#### Exercise description
What lines of the data hold the string "Show"? Copy them all.

#### Supplied information
□ □ □ □ □
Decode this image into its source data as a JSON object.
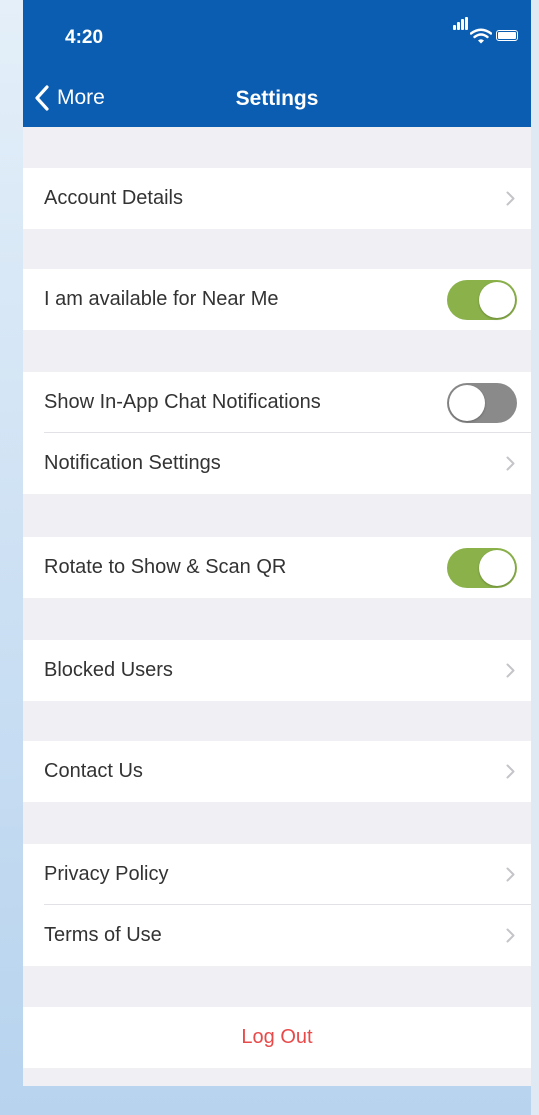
{
  "status_bar": {
    "time": "4:20"
  },
  "nav": {
    "back_label": "More",
    "title": "Settings"
  },
  "rows": {
    "account_details": "Account Details",
    "near_me": {
      "label": "I am available for Near Me",
      "enabled": true
    },
    "chat_notifications": {
      "label": "Show In-App Chat Notifications",
      "enabled": false
    },
    "notification_settings": "Notification Settings",
    "rotate_qr": {
      "label": "Rotate to Show & Scan QR",
      "enabled": true
    },
    "blocked_users": "Blocked Users",
    "contact_us": "Contact Us",
    "privacy_policy": "Privacy Policy",
    "terms_of_use": "Terms of Use",
    "log_out": "Log Out"
  },
  "colors": {
    "nav_bar": "#0a5db1",
    "toggle_on": "#8bb24a",
    "toggle_off": "#8a8a8a",
    "log_out_text": "#e84a4a",
    "page_background": "#efeff4"
  }
}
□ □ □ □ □
#### Finished task
      "label": "Show In-App Chat Notifications",
      "label": "Rotate to Show & Scan QR",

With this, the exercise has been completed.